### What you need to do:
Output all records below verbatim.

### Records supplied:
== Segment start ==
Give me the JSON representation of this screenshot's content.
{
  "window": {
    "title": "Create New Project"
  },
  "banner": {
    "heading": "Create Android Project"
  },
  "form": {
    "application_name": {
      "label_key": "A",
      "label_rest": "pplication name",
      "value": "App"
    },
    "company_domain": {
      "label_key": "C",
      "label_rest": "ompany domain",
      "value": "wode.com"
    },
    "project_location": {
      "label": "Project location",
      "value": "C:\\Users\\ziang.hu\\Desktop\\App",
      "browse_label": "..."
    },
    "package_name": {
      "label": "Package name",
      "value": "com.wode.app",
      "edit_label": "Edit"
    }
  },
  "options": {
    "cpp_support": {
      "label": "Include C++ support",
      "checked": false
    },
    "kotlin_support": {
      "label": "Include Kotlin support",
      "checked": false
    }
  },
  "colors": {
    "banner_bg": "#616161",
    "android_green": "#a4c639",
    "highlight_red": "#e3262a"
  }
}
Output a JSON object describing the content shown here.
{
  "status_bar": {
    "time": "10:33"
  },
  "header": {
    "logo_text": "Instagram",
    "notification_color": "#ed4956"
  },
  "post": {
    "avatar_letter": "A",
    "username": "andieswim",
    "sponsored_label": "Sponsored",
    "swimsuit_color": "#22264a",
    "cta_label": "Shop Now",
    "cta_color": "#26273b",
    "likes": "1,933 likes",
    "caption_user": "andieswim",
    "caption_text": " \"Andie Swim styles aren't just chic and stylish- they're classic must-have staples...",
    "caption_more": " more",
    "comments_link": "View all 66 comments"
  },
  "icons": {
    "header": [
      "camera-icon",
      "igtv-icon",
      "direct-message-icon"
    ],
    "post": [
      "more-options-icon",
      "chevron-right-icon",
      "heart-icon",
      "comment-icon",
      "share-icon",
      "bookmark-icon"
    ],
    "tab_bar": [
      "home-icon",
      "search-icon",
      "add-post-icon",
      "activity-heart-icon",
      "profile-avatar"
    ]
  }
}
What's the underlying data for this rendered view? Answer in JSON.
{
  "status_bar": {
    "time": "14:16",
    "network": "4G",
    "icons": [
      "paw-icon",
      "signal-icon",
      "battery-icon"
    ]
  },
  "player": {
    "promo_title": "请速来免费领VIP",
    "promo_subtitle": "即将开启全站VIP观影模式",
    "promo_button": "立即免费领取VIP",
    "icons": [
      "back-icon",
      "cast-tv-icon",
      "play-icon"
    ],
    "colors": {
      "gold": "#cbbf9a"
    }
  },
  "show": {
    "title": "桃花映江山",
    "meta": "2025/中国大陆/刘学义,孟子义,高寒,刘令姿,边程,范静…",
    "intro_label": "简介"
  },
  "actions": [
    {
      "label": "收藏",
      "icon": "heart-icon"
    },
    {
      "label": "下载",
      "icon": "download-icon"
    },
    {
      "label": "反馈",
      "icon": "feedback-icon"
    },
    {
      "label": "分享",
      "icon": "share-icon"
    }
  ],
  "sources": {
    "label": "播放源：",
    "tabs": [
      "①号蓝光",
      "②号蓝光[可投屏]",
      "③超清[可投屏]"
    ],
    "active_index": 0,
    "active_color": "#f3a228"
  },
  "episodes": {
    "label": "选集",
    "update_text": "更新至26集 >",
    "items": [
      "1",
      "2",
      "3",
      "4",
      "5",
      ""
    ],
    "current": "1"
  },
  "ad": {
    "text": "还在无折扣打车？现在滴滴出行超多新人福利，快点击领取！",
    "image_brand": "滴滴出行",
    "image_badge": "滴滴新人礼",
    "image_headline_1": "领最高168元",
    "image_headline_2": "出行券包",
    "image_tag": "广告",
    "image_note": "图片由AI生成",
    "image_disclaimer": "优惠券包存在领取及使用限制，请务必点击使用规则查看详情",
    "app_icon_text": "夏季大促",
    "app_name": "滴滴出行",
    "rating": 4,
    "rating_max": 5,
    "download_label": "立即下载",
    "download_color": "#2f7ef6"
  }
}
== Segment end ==
### Result for this exercise:
Give me the JSON representation of this screenshot's content.
{
  "window": {
    "title": "Create New Project"
  },
  "banner": {
    "heading": "Create Android Project"
  },
  "form": {
    "application_name": {
      "label_key": "A",
      "label_rest": "pplication name",
      "value": "App"
    },
    "company_domain": {
      "label_key": "C",
      "label_rest": "ompany domain",
      "value": "wode.com"
    },
    "project_location": {
      "label": "Project location",
      "value": "C:\\Users\\ziang.hu\\Desktop\\App",
      "browse_label": "..."
    },
    "package_name": {
      "label": "Package name",
      "value": "com.wode.app",
      "edit_label": "Edit"
    }
  },
  "options": {
    "cpp_support": {
      "label": "Include C++ support",
      "checked": false
    },
    "kotlin_support": {
      "label": "Include Kotlin support",
      "checked": false
    }
  },
  "colors": {
    "banner_bg": "#616161",
    "android_green": "#a4c639",
    "highlight_red": "#e3262a"
  }
}
Output a JSON object describing the content shown here.
{
  "status_bar": {
    "time": "10:33"
  },
  "header": {
    "logo_text": "Instagram",
    "notification_color": "#ed4956"
  },
  "post": {
    "avatar_letter": "A",
    "username": "andieswim",
    "sponsored_label": "Sponsored",
    "swimsuit_color": "#22264a",
    "cta_label": "Shop Now",
    "cta_color": "#26273b",
    "likes": "1,933 likes",
    "caption_user": "andieswim",
    "caption_text": " \"Andie Swim styles aren't just chic and stylish- they're classic must-have staples...",
    "caption_more": " more",
    "comments_link": "View all 66 comments"
  },
  "icons": {
    "header": [
      "camera-icon",
      "igtv-icon",
      "direct-message-icon"
    ],
    "post": [
      "more-options-icon",
      "chevron-right-icon",
      "heart-icon",
      "comment-icon",
      "share-icon",
      "bookmark-icon"
    ],
    "tab_bar": [
      "home-icon",
      "search-icon",
      "add-post-icon",
      "activity-heart-icon",
      "profile-avatar"
    ]
  }
}
What's the underlying data for this rendered view? Answer in JSON.
{
  "status_bar": {
    "time": "14:16",
    "network": "4G",
    "icons": [
      "paw-icon",
      "signal-icon",
      "battery-icon"
    ]
  },
  "player": {
    "promo_title": "请速来免费领VIP",
    "promo_subtitle": "即将开启全站VIP观影模式",
    "promo_button": "立即免费领取VIP",
    "icons": [
      "back-icon",
      "cast-tv-icon",
      "play-icon"
    ],
    "colors": {
      "gold": "#cbbf9a"
    }
  },
  "show": {
    "title": "桃花映江山",
    "meta": "2025/中国大陆/刘学义,孟子义,高寒,刘令姿,边程,范静…",
    "intro_label": "简介"
  },
  "actions": [
    {
      "label": "收藏",
      "icon": "heart-icon"
    },
    {
      "label": "下载",
      "icon": "download-icon"
    },
    {
      "label": "反馈",
      "icon": "feedback-icon"
    },
    {
      "label": "分享",
      "icon": "share-icon"
    }
  ],
  "sources": {
    "label": "播放源：",
    "tabs": [
      "①号蓝光",
      "②号蓝光[可投屏]",
      "③超清[可投屏]"
    ],
    "active_index": 0,
    "active_color": "#f3a228"
  },
  "episodes": {
    "label": "选集",
    "update_text": "更新至26集 >",
    "items": [
      "1",
      "2",
      "3",
      "4",
      "5",
      ""
    ],
    "current": "1"
  },
  "ad": {
    "text": "还在无折扣打车？现在滴滴出行超多新人福利，快点击领取！",
    "image_brand": "滴滴出行",
    "image_badge": "滴滴新人礼",
    "image_headline_1": "领最高168元",
    "image_headline_2": "出行券包",
    "image_tag": "广告",
    "image_note": "图片由AI生成",
    "image_disclaimer": "优惠券包存在领取及使用限制，请务必点击使用规则查看详情",
    "app_icon_text": "夏季大促",
    "app_name": "滴滴出行",
    "rating": 4,
    "rating_max": 5,
    "download_label": "立即下载",
    "download_color": "#2f7ef6"
  }
}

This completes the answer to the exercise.